Seminar shares targeted therapy for breast, prostate cancer treatment

May 23, 2024 - 16:42
Experts shared new targeted therapy for breast and prostate cancer treatment at a recent scientific seminar in Hà Nội.
Chairman of the Vietnam Urology - Nephrology Association Lê Đình Khánh speaks at the event. — Photo courtesy of the organiser

HÀ NỘI — Experts shared new targeted therapies for breast and prostate cancer treatment at a scientific seminar which was jointly organised by the Cancer Prevention Research Institute and Vietnam National Cancer Hospital, in collaboration with AstraZeneca Vietnam.

The seminar featured presentations by international experts and leading Vietnamese experts in breast cancer and urology.

Experts said that in the era of precision medicine, targeted therapies are proving effective against many different types of cancers. Notably, PARP inhibitors have been approved in several countries for multiple types of ovarian, breast, prostate, and pancreatic cancers, offering significant benefits for patients. These therapies can help extend life expectancy, improve disease-free survival rates, and enhance overall patient survival.

The workshop updated the latest clinical data showing the role of PARP inhibitors in two patient groups: early-stage breast cancer, HER2 negative, with hereditary BRCA1/2 mutations and breast cancer.
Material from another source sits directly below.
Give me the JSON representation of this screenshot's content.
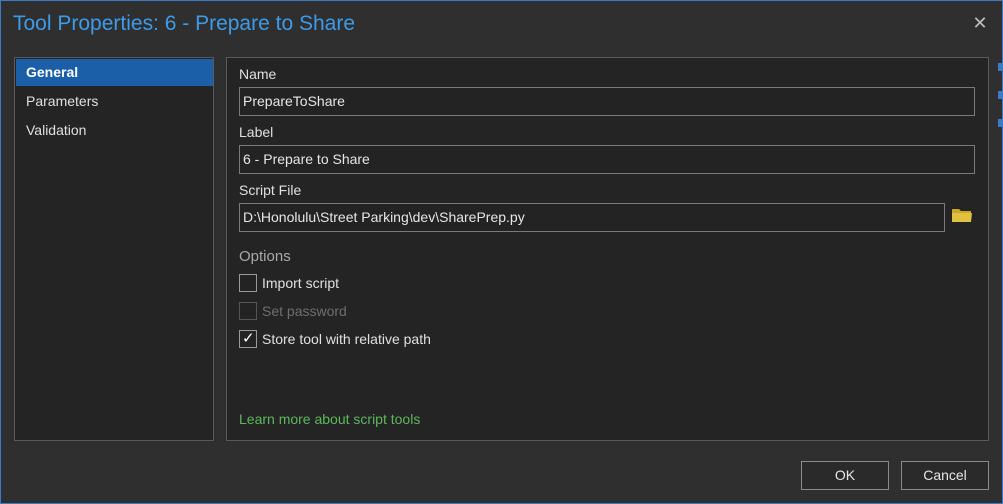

Metastatic castration-resistant prostate cancer has no indication for chemotherapy.

Emphasising the importance of BRCA1/2 gene mutation testing in early-stage breast cancer patients, Associate Professor, PhD. Phùng Thị Huyền, Head of Internal Medicine Department 6, K Hospital, said "Testing for BRCA 1/2 gene mutations is an important step to help surgeons and internists have a comprehensive patient management plan, including decision-making. For patients with early-stage, high-risk breast cancer who have inherited BRCA1/2 gene mutations, are HER2-negative, and have been treated with neoadjuvant or adjuvant chemotherapy, PARP inhibitors are an approved treatment option in Việt Nam and are recommended by reputable associations.”

Data from the OlympiA study showed that this high-risk patient group using Olaparib significantly prolonged overall survival and nearly 90 per cent of patients were alive after four years of treatment. To date, OlympiA is the only study with clinical data showing a statistically significant survival improvement in patients with HER2-negative early breast cancer.
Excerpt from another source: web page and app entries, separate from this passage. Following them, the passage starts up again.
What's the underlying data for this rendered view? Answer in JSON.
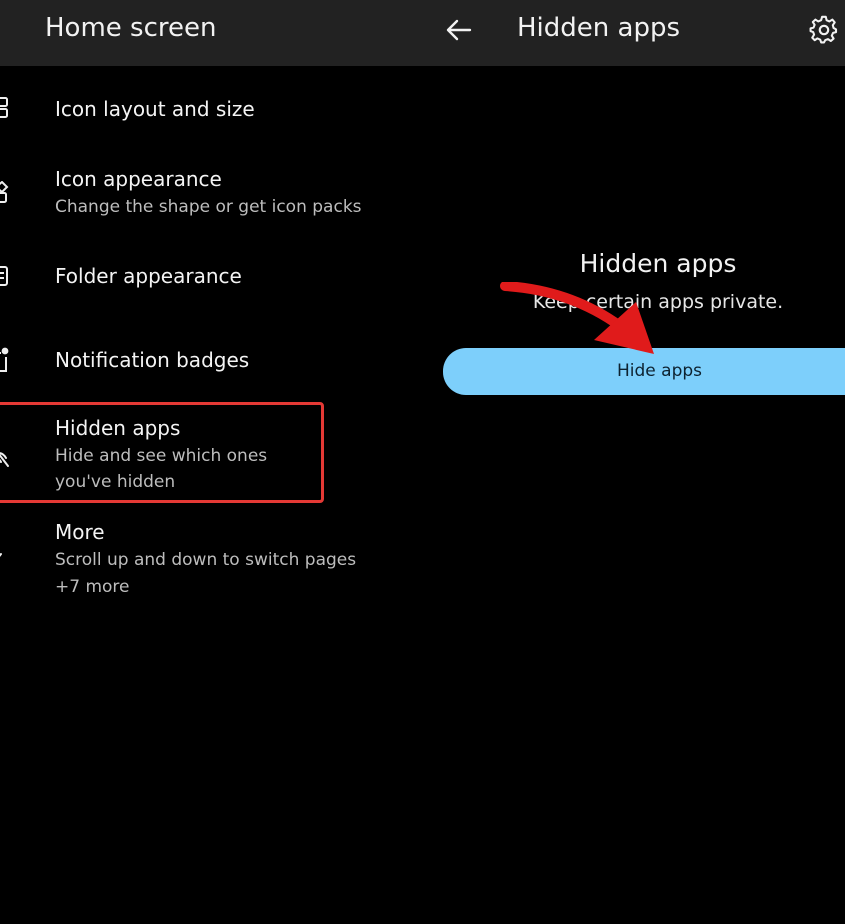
{
  "left_panel": {
    "title": "Home screen",
    "items": [
      {
        "icon": "grid-icon",
        "title": "Icon layout and size",
        "subtitle": ""
      },
      {
        "icon": "shapes-icon",
        "title": "Icon appearance",
        "subtitle": "Change the shape or get icon packs"
      },
      {
        "icon": "folder-grid-icon",
        "title": "Folder appearance",
        "subtitle": ""
      },
      {
        "icon": "badge-icon",
        "title": "Notification badges",
        "subtitle": ""
      },
      {
        "icon": "hidden-eye-icon",
        "title": "Hidden apps",
        "subtitle": "Hide and see which ones you've hidden"
      },
      {
        "icon": "more-icon",
        "title": "More",
        "subtitle": "Scroll up and down to switch pages",
        "extra": "+7 more"
      }
    ]
  },
  "right_panel": {
    "back_icon": "back-arrow-icon",
    "title": "Hidden apps",
    "settings_icon": "gear-icon",
    "empty_title": "Hidden apps",
    "empty_desc": "Keep certain apps private.",
    "button_label": "Hide apps"
  },
  "colors": {
    "background": "#000000",
    "topbar": "#222222",
    "button": "#7dcffb",
    "highlight": "#e53935",
    "annotation_arrow": "#e01b1b"
  }
}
The combination of new-generation endocrine therapy and PARP inhibitors for the first stage for patients with castration-resistant prostate cancer has been demonstrated through clinical studies, including the PROpel study. The results showed that the group of patients using this combination had a progression-free survival time of up to more than two years, an increase of more than eight months compared to the comparison group, and the overall survival time of the combination arm was over 42 months.
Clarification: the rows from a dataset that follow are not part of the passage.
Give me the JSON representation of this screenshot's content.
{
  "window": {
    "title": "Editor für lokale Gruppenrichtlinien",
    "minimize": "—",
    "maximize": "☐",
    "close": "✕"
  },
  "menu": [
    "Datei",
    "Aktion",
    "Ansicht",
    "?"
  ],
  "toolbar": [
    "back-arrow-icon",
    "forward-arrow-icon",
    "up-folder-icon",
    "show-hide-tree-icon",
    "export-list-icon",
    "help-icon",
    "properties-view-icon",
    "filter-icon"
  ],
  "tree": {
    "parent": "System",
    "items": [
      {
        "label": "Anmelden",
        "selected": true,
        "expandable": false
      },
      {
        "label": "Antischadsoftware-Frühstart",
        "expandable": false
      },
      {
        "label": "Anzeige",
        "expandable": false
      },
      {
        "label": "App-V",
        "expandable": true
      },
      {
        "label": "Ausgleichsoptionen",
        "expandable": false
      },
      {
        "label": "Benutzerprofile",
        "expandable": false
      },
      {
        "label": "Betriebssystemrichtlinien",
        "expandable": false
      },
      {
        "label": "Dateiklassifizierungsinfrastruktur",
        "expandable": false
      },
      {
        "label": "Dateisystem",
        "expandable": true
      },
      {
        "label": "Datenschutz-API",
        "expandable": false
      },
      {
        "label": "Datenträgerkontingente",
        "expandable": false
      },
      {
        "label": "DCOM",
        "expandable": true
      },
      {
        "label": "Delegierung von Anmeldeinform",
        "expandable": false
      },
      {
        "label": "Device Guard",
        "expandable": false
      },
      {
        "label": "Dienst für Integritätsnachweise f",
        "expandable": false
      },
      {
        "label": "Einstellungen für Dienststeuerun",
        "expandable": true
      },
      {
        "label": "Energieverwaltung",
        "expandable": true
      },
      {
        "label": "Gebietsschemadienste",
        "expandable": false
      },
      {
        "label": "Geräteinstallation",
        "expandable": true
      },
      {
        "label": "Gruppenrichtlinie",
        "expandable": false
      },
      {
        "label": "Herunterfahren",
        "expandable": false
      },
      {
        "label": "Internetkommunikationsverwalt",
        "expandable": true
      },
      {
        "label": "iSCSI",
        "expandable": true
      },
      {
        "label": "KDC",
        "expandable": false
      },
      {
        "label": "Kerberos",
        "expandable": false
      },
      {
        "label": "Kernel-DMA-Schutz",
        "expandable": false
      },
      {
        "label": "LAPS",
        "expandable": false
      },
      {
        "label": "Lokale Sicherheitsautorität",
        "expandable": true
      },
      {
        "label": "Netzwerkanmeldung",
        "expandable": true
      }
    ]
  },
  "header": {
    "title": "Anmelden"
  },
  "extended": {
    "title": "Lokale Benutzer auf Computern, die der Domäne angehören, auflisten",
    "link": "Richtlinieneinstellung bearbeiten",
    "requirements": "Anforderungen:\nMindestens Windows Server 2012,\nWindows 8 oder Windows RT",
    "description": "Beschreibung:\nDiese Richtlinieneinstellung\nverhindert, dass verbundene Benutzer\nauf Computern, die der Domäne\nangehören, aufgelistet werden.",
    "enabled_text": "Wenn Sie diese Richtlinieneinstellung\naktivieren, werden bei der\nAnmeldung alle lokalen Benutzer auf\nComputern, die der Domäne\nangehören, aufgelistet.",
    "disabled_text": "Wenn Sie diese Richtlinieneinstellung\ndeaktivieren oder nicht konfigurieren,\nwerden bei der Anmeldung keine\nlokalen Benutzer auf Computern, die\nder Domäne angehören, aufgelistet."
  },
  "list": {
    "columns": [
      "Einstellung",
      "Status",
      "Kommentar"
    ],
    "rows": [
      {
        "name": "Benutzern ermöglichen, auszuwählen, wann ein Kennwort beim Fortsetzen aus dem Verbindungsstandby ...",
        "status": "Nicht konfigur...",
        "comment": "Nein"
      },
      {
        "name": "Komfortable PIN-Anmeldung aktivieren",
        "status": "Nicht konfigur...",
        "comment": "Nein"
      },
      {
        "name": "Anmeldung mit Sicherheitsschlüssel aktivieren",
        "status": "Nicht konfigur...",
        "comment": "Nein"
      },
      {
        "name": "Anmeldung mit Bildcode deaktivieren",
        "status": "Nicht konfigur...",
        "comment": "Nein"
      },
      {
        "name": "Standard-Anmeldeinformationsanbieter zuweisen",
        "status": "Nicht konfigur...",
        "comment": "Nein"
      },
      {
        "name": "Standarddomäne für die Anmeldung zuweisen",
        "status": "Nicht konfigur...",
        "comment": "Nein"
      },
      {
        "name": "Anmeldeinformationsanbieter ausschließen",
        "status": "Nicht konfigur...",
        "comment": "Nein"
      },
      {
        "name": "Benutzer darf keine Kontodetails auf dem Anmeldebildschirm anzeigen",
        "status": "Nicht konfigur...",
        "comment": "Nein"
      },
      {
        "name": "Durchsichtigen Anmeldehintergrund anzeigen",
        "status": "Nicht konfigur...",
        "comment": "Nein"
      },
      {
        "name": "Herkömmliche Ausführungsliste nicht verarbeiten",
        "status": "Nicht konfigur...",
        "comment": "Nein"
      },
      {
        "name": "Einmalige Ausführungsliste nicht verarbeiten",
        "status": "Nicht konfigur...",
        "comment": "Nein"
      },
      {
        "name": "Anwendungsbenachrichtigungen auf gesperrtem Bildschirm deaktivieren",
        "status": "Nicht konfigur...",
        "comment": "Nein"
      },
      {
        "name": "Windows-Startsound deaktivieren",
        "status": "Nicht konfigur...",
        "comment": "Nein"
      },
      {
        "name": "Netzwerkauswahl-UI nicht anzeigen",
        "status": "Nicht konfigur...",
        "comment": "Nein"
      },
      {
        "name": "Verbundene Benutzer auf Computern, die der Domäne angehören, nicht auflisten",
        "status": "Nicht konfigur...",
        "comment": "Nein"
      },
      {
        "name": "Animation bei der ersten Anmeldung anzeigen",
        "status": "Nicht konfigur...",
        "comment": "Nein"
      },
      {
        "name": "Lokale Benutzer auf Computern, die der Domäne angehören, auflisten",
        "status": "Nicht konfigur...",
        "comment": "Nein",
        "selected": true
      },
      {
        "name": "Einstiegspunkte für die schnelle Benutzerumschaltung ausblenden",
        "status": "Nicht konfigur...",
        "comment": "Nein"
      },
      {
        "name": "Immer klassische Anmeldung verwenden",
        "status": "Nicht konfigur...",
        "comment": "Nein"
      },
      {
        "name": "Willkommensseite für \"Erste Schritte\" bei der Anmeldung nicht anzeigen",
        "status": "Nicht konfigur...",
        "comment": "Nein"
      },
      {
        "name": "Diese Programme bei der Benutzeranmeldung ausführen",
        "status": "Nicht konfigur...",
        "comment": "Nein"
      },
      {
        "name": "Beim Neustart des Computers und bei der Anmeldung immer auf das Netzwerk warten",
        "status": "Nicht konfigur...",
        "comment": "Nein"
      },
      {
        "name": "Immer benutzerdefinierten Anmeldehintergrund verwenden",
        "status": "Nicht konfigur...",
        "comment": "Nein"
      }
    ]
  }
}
This effect was consistent across different subgroups, based on HRR mutation status, metastasis status, symptoms, or prior chemotherapy treatment. Adverse events were all manageable and similar to the side effects of each drug, such as anemia, fatigue, nausea, or high blood pressure.

Chairman of the Vietnam Urology - Nephrology Association Lê Đình Khánh said: “Although patients still have some treatment options, the outcome remains poor and less than 50 per cent of patients can receive further treatment at step 2. This situation highlights the need for aggressive treatment and effective selection at step 1. The study results support the combination of targeted therapy and new-generation endocrine drugs as the new standard of care for these patients.”

In Việt Nam, breast cancer is the most common cancer in women, with more than 24,000 new patients and more than 10,000 deaths annually (according to Globocan 2022). Data show that nearly 70 per cent of cases are diagnosed in the early stages. However, 20-30 per cent of patients will progress or metastasise, especially in high-risk patient groups with clinical characteristics such as young age, a large tumour, positive lymph nodes, high histological grade, and BRCA1/2 gene mutation. Among these characteristics, BRCA1/2 gene mutation is associated with specific clinical features, a worse clinical course, and poor treatment outcomes. Therefore, treatment needs to be individualised to improve overall patient survival.

For men, prostate cancer is the fifth most common cancer in Việt Nam, with more than 5,800 new patients and 2,800 deaths annually. Metastatic castration-resistant prostate cancer (mCRPC) is a disease with a poor, heterogeneous prognosis and often leads to death. — VNS